A wind turbine painted to look like a giant daffodil is being unveiled in the Welsh countryside.
The revolving yellow and green installation has been erected on the hills behind the Royal Mint in Llantrisant, South Wales.
The UK’s coin manufacturer says the turbine will generate up to 850kW of electricity to help power its 38-acre site and cut down on fuel consumption.
The 214ft high fixture will be officially unveiled on Wednesday afternoon and will help power the Royal Mint’s factory and visitor attraction.
Pictures of the towering “daffodil”, which is the national flower of Wales, were widely shared on social media by bemused onlookers when it was erected last month.
It has been fully refurbished and painted to give its flower-like appearance after previously being used on a wind farm in the Netherlands.
Royal Mint chief executive Anne Jessopp said: “The hilly nature of our location gave us the perfect opportunity to install a wind turbine behind the Royal Mint site to help with our energy consumption and enhance our use of natural power.
“I think that it is particularly apt that our daffodil-coloured turbine originally saw service in Holland – the land of flower bulbs.”
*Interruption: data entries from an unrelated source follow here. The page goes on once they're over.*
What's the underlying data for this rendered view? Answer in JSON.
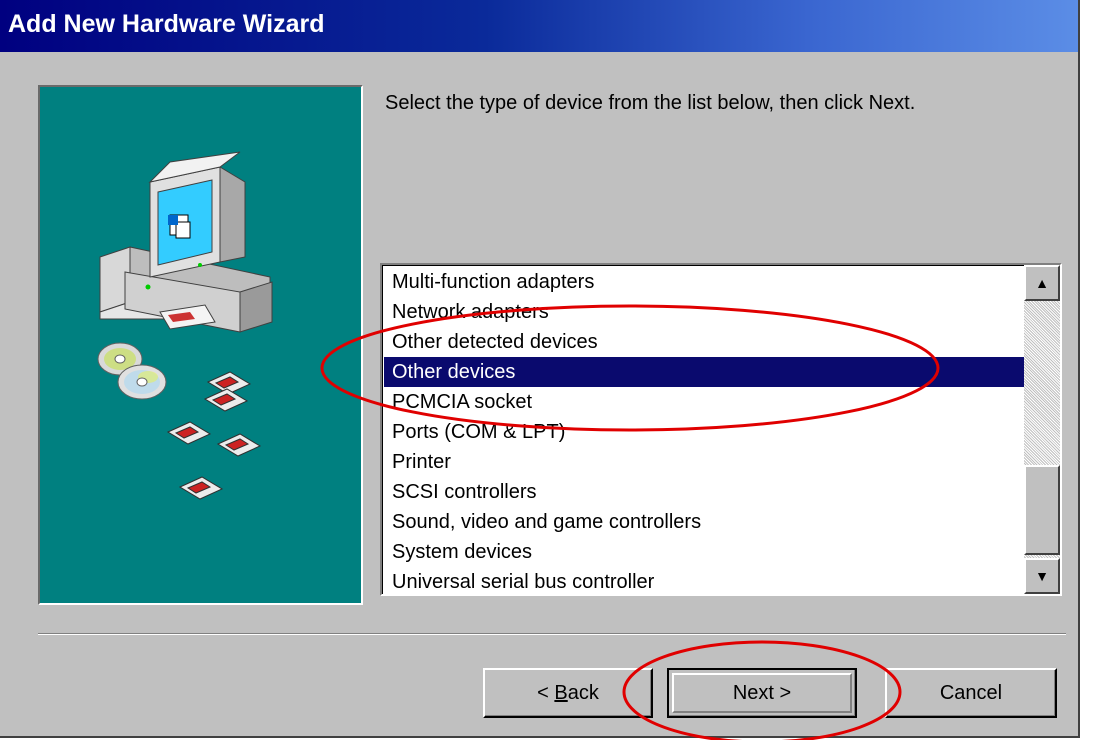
{
  "window": {
    "title": "Add New Hardware Wizard"
  },
  "instruction": "Select the type of device from the list below, then click Next.",
  "device_list": {
    "items": [
      "Multi-function adapters",
      "Network adapters",
      "Other detected devices",
      "Other devices",
      "PCMCIA socket",
      "Ports (COM & LPT)",
      "Printer",
      "SCSI controllers",
      "Sound, video and game controllers",
      "System devices",
      "Universal serial bus controller"
    ],
    "selected": "Other devices"
  },
  "buttons": {
    "back_prefix": "< ",
    "back_underlined": "B",
    "back_rest": "ack",
    "next": "Next >",
    "cancel": "Cancel"
  },
  "colors": {
    "illustration_bg": "#008080",
    "selection_bg": "#0a0a6e",
    "annotation": "#e00000"
  },
  "icons": {
    "illustration": "computer-with-discs-illustration",
    "scroll_up": "scroll-up-arrow-icon",
    "scroll_down": "scroll-down-arrow-icon"
  }
}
Andrew Crossman, of wind and solar energy project developer Infinite Renewables, said: “As renewable energy developers with a wealth of expertise in wind and solar schemes across the UK, the Royal Mint’s ‘daffodil’ wind turbine is certainly one of the more unusual projects we have worked on.
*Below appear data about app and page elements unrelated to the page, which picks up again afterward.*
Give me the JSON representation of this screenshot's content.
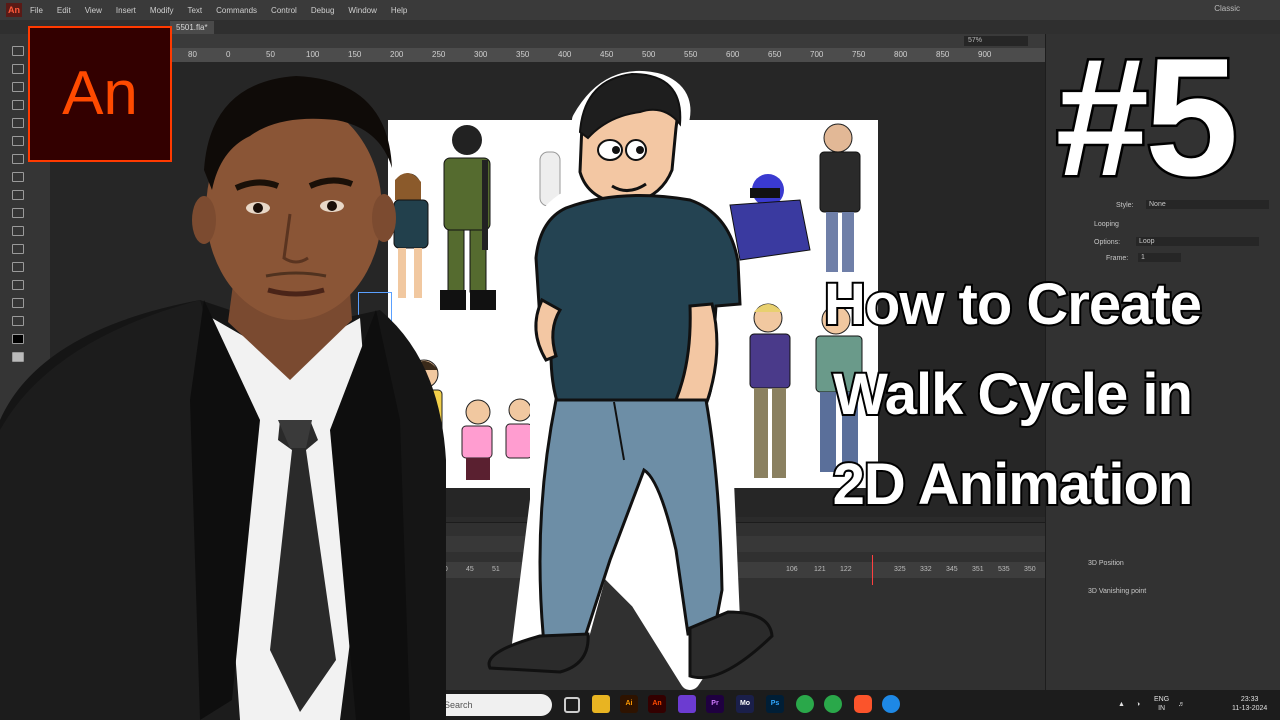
{
  "menubar": {
    "app_icon": "An",
    "items": [
      "File",
      "Edit",
      "View",
      "Insert",
      "Modify",
      "Text",
      "Commands",
      "Control",
      "Debug",
      "Window",
      "Help"
    ],
    "workspace": "Classic"
  },
  "document_tab": "5501.fla*",
  "zoom": "57%",
  "ruler_marks": [
    "80",
    "0",
    "50",
    "100",
    "150",
    "200",
    "250",
    "300",
    "350",
    "400",
    "450",
    "500",
    "550",
    "600",
    "650",
    "700",
    "750",
    "800",
    "850",
    "900"
  ],
  "frame_numbers": [
    "40",
    "45",
    "51",
    "",
    "106",
    "121",
    "122",
    "",
    "325",
    "332",
    "345",
    "351",
    "535",
    "350"
  ],
  "properties": {
    "style_label": "Style:",
    "style_value": "None",
    "section_looping": "Looping",
    "options_label": "Options:",
    "options_value": "Loop",
    "frame_label": "Frame:",
    "frame_value": "1",
    "position_label": "3D Position",
    "vanishing_label": "3D Vanishing point"
  },
  "taskbar": {
    "search_placeholder": "Search",
    "apps": [
      {
        "label": "Ai",
        "bg": "#2e1300",
        "fg": "#ff9a00",
        "icon": "illustrator-icon"
      },
      {
        "label": "An",
        "bg": "#330000",
        "fg": "#ff4a00",
        "icon": "animate-icon"
      },
      {
        "label": "Pr",
        "bg": "#1f0040",
        "fg": "#d07bff",
        "icon": "premiere-icon"
      },
      {
        "label": "Mo",
        "bg": "#1a1f4a",
        "fg": "#ffffff",
        "icon": "notes-icon"
      },
      {
        "label": "Ps",
        "bg": "#001e36",
        "fg": "#31a8ff",
        "icon": "photoshop-icon"
      }
    ],
    "lang": "ENG",
    "lang_region": "IN",
    "time": "23:33",
    "date": "11-13-2024"
  },
  "logo_text": "An",
  "title": {
    "number": "#5",
    "line1": "How to Create",
    "line2": "Walk Cycle in",
    "line3": "2D Animation"
  },
  "colors": {
    "animate_brand": "#ff3a00",
    "animate_bg": "#330000",
    "ui_dark": "#2b2b2b"
  }
}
“We are proud of the part we played in creating what is not only a source of low-cost green electricity, but also an iconic landmark for visitors to the Royal Mint Experience and the surrounding region.”